* _BRIEF_
Pictures are not part of the copy; reproduce the remaining data exactly.

* _DATA EXTRACT_
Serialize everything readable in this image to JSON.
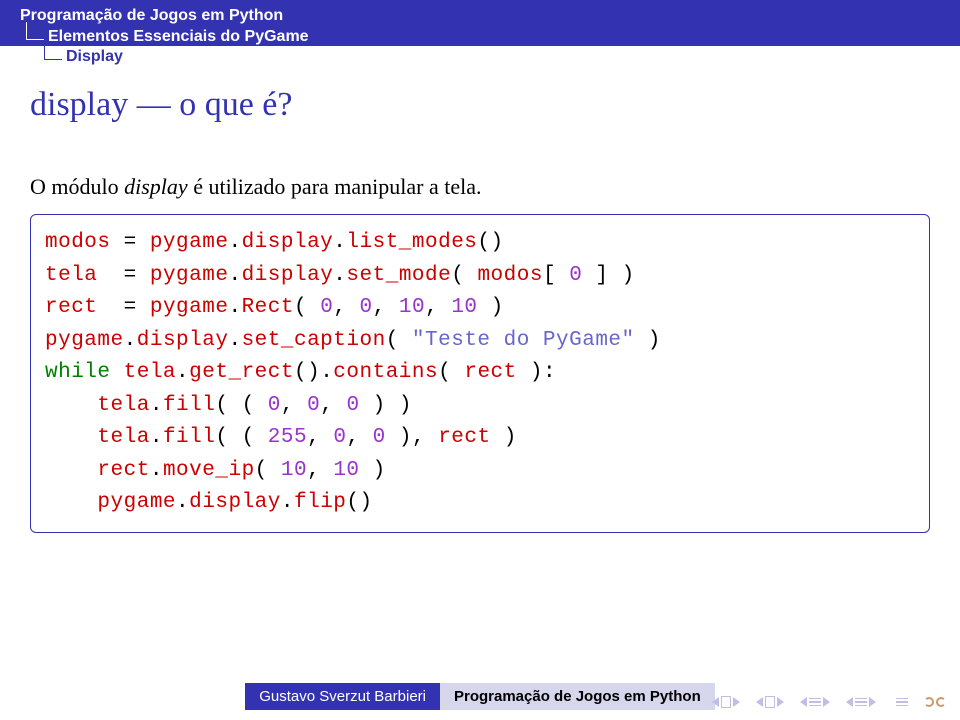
{
  "breadcrumb": {
    "level1": "Programação de Jogos em Python",
    "level2": "Elementos Essenciais do PyGame",
    "level3": "Display"
  },
  "title": "display — o que é?",
  "intro": {
    "pre": "O módulo ",
    "ital": "display",
    "post": " é utilizado para manipular a tela."
  },
  "code": {
    "l1": {
      "a": "modos",
      "eq": " = ",
      "b": "pygame",
      "dot1": ".",
      "c": "display",
      "dot2": ".",
      "d": "list_modes",
      "e": "()"
    },
    "l2": {
      "a": "tela",
      "eq": "  = ",
      "b": "pygame",
      "dot1": ".",
      "c": "display",
      "dot2": ".",
      "d": "set_mode",
      "e": "( ",
      "f": "modos",
      "g": "[ ",
      "h": "0",
      "i": " ] )"
    },
    "l3": {
      "a": "rect",
      "eq": "  = ",
      "b": "pygame",
      "dot1": ".",
      "c": "Rect",
      "d": "( ",
      "e": "0",
      "f": ", ",
      "g": "0",
      "h": ", ",
      "i": "10",
      "j": ", ",
      "k": "10",
      "l": " )"
    },
    "l4": {
      "a": "pygame",
      "dot1": ".",
      "b": "display",
      "dot2": ".",
      "c": "set_caption",
      "d": "( ",
      "e": "\"Teste do PyGame\"",
      "f": " )"
    },
    "l5": {
      "a": "while",
      "sp": " ",
      "b": "tela",
      "dot1": ".",
      "c": "get_rect",
      "d": "().",
      "e": "contains",
      "f": "( ",
      "g": "rect",
      "h": " ):"
    },
    "l6": {
      "pad": "    ",
      "a": "tela",
      "dot1": ".",
      "b": "fill",
      "c": "( ( ",
      "d": "0",
      "e": ", ",
      "f": "0",
      "g": ", ",
      "h": "0",
      "i": " ) )"
    },
    "l7": {
      "pad": "    ",
      "a": "tela",
      "dot1": ".",
      "b": "fill",
      "c": "( ( ",
      "d": "255",
      "e": ", ",
      "f": "0",
      "g": ", ",
      "h": "0",
      "i": " ), ",
      "j": "rect",
      "k": " )"
    },
    "l8": {
      "pad": "    ",
      "a": "rect",
      "dot1": ".",
      "b": "move_ip",
      "c": "( ",
      "d": "10",
      "e": ", ",
      "f": "10",
      "g": " )"
    },
    "l9": {
      "pad": "    ",
      "a": "pygame",
      "dot1": ".",
      "b": "display",
      "dot2": ".",
      "c": "flip",
      "d": "()"
    }
  },
  "footer": {
    "author": "Gustavo Sverzut Barbieri",
    "title": "Programação de Jogos em Python"
  }
}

* _EXPECTED OUTPUT_
Serialize everything readable in this image to JSON.
{
  "breadcrumb": {
    "level1": "Programação de Jogos em Python",
    "level2": "Elementos Essenciais do PyGame",
    "level3": "Display"
  },
  "title": "display — o que é?",
  "intro": {
    "pre": "O módulo ",
    "ital": "display",
    "post": " é utilizado para manipular a tela."
  },
  "code": {
    "l1": {
      "a": "modos",
      "eq": " = ",
      "b": "pygame",
      "dot1": ".",
      "c": "display",
      "dot2": ".",
      "d": "list_modes",
      "e": "()"
    },
    "l2": {
      "a": "tela",
      "eq": "  = ",
      "b": "pygame",
      "dot1": ".",
      "c": "display",
      "dot2": ".",
      "d": "set_mode",
      "e": "( ",
      "f": "modos",
      "g": "[ ",
      "h": "0",
      "i": " ] )"
    },
    "l3": {
      "a": "rect",
      "eq": "  = ",
      "b": "pygame",
      "dot1": ".",
      "c": "Rect",
      "d": "( ",
      "e": "0",
      "f": ", ",
      "g": "0",
      "h": ", ",
      "i": "10",
      "j": ", ",
      "k": "10",
      "l": " )"
    },
    "l4": {
      "a": "pygame",
      "dot1": ".",
      "b": "display",
      "dot2": ".",
      "c": "set_caption",
      "d": "( ",
      "e": "\"Teste do PyGame\"",
      "f": " )"
    },
    "l5": {
      "a": "while",
      "sp": " ",
      "b": "tela",
      "dot1": ".",
      "c": "get_rect",
      "d": "().",
      "e": "contains",
      "f": "( ",
      "g": "rect",
      "h": " ):"
    },
    "l6": {
      "pad": "    ",
      "a": "tela",
      "dot1": ".",
      "b": "fill",
      "c": "( ( ",
      "d": "0",
      "e": ", ",
      "f": "0",
      "g": ", ",
      "h": "0",
      "i": " ) )"
    },
    "l7": {
      "pad": "    ",
      "a": "tela",
      "dot1": ".",
      "b": "fill",
      "c": "( ( ",
      "d": "255",
      "e": ", ",
      "f": "0",
      "g": ", ",
      "h": "0",
      "i": " ), ",
      "j": "rect",
      "k": " )"
    },
    "l8": {
      "pad": "    ",
      "a": "rect",
      "dot1": ".",
      "b": "move_ip",
      "c": "( ",
      "d": "10",
      "e": ", ",
      "f": "10",
      "g": " )"
    },
    "l9": {
      "pad": "    ",
      "a": "pygame",
      "dot1": ".",
      "b": "display",
      "dot2": ".",
      "c": "flip",
      "d": "()"
    }
  },
  "footer": {
    "author": "Gustavo Sverzut Barbieri",
    "title": "Programação de Jogos em Python"
  }
}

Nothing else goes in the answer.